Alaska is a bucket-list destination, making it the perfect place to host a meeting or convention. But while planners certainly won't have any issues getting people interested in the location, there are factors that need to be taken into consideration when planning to bring a large group to the 49th state.
"While the demand curve is consistent in Fairbanks and for the state of Alaska, planners do need to remember that it is a long-haul destination," explains Helen Renfrew, director of meetings and conventions for Explore Fairbanks. "It is a fair bit away, and it takes a lot to get to us. If you need to ship things up, it takes a little longer to get from Dubuque, Iowa, to Fairbanks, Alaska.
"On the plus side, you get all the benefits of traveling internationally without worrying about needing a passport or having to exchange money," she adds. "And the weather can play in your favor; a lot of people get excited about the opportunity to meet in a place where it gets really cold.
"The best meetings take place when it's -30'F," she laughs. "No one is skipping out to go shopping. Everyone hangs out in the restaurants and bars, which make for prime off-time networking opportunities."
Selling the State
People come from all over the nation and the world to attend meetings in Alaska, but groups also come from in-state too. According to Renfrew, approximately 60 percent of the meetings hosted in Fairbanks are for in-state groups, with 20 percent regional and national, and 20 percent international groups.
"We have a fairly high international percentage for the size of our community, but that is because many of our guests are connected to the university and circumpolar groups," she explains. "We really take a localized focus on bringing meetings to Fairbanks because we find that our best ROI comes when someone local agrees to invite a group that they are affiliated with. We call these people our Golden Heart Meeting Ambassadors, and most of our meetings come to us through that method."
Collaboration is the name of the game when it comes to selling any individual destination or the state as a whole.

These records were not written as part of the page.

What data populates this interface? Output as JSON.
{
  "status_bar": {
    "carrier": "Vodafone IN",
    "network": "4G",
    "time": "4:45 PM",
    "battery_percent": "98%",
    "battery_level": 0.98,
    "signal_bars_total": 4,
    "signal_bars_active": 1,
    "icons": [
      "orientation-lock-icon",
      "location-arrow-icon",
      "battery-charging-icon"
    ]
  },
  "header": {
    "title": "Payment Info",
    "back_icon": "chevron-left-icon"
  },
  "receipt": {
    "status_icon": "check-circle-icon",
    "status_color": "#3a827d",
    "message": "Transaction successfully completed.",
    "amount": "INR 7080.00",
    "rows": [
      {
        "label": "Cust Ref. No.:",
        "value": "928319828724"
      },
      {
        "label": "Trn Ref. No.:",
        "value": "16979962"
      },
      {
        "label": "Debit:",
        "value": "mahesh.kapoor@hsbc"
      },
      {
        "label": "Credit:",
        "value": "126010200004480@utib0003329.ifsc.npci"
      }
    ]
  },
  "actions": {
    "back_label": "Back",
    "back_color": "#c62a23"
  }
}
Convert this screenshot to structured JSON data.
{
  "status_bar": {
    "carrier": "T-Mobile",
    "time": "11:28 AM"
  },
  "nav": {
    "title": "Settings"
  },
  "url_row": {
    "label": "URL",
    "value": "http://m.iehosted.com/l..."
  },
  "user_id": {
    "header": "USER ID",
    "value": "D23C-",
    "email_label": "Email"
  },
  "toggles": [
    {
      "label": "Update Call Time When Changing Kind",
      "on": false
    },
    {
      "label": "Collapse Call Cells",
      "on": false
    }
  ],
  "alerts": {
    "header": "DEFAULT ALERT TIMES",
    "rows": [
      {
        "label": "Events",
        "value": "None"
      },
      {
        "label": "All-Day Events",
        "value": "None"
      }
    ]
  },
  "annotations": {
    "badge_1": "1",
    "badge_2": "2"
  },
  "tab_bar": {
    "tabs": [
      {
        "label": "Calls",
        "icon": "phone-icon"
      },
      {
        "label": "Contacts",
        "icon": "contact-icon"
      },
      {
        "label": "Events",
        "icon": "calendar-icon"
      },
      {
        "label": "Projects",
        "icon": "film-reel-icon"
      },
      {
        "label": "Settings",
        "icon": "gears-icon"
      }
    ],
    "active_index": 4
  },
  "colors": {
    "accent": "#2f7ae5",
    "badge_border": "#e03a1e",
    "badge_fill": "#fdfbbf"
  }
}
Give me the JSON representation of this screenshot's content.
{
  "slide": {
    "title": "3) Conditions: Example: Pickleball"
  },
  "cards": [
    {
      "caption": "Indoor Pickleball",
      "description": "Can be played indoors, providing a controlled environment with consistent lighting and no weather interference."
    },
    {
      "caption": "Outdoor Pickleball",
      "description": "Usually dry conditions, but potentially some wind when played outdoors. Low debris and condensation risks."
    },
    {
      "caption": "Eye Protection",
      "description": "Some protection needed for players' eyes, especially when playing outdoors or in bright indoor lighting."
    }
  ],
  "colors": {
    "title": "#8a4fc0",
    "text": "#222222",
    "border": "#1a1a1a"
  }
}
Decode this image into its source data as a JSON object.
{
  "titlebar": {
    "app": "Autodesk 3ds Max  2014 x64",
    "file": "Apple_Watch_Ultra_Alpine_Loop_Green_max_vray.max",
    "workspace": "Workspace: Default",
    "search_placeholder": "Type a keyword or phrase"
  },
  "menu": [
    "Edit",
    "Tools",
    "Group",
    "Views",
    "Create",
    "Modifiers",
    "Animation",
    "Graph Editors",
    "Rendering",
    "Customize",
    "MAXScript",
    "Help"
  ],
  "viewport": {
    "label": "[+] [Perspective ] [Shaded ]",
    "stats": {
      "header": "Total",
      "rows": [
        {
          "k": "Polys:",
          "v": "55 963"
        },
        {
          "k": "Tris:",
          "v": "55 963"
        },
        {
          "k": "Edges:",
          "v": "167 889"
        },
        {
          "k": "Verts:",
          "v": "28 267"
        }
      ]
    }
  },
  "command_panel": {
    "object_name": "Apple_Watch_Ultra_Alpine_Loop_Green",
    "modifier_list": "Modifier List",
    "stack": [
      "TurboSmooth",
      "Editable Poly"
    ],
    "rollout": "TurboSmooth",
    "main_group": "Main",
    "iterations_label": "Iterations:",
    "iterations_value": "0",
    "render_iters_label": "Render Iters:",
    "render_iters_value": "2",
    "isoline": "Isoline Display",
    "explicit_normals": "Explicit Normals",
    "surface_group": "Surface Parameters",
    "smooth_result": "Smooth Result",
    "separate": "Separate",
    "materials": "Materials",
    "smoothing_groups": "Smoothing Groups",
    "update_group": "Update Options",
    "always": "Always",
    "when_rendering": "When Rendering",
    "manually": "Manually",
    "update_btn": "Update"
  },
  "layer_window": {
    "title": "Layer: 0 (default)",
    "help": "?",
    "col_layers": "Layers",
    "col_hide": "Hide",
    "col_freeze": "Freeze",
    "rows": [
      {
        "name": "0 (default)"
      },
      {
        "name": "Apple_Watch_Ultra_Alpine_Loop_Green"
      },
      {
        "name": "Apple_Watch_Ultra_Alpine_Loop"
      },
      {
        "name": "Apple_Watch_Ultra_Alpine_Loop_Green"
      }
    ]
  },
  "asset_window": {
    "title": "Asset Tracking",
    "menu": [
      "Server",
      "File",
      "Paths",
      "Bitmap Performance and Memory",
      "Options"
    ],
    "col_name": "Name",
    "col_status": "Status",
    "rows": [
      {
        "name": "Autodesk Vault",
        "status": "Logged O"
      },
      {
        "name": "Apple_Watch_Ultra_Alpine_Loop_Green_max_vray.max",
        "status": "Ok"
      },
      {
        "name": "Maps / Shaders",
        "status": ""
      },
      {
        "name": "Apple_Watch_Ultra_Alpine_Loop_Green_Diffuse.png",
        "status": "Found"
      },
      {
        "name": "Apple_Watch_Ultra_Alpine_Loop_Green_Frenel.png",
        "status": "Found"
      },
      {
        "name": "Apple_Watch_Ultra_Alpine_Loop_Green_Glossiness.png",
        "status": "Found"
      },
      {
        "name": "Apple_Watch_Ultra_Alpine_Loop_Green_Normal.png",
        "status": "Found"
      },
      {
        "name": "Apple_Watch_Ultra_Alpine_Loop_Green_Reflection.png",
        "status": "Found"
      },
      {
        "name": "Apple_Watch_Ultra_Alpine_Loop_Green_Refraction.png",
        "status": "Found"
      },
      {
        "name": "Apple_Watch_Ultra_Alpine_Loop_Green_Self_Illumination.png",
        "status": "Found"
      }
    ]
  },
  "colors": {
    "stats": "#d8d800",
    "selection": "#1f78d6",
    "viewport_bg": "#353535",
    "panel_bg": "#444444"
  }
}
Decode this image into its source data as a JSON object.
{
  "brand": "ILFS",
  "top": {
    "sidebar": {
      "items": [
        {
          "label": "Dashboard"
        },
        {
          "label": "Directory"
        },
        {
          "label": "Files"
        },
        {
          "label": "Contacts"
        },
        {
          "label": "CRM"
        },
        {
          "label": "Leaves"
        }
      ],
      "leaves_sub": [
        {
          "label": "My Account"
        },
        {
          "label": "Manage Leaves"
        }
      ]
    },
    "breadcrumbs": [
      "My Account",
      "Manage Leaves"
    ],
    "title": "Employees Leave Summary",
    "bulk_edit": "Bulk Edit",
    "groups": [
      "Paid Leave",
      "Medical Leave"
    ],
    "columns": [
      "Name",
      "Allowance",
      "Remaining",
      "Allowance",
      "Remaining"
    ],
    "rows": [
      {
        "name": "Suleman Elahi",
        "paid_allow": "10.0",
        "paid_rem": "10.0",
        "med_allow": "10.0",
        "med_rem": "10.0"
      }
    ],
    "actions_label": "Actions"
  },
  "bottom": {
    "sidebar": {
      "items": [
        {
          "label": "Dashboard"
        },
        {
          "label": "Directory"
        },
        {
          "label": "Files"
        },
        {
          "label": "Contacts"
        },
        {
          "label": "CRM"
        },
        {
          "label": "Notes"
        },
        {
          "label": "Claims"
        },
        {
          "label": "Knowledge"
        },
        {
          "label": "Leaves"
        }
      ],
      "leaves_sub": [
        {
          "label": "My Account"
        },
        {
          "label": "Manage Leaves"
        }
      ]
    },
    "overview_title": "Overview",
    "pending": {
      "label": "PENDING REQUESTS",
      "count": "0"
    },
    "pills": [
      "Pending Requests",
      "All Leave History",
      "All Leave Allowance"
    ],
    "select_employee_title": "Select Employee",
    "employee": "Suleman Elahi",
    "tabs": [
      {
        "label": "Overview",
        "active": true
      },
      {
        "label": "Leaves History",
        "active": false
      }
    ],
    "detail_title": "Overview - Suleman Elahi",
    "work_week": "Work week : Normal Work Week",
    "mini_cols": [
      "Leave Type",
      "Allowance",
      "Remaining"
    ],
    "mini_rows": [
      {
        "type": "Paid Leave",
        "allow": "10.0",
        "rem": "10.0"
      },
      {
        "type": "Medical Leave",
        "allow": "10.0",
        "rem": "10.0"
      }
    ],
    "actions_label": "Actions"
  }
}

"While in-state meetings are not a focus of our marketing efforts, we do partner with regional destination marketing organizations like Visit Anchorage, Explore Fairbanks, and Travel Juneau to help highlight the state and add value to what they are doing," says Sarah Leonard, president and CEO of the Alaska Travel Industry Association (ATIA). "We're happy to...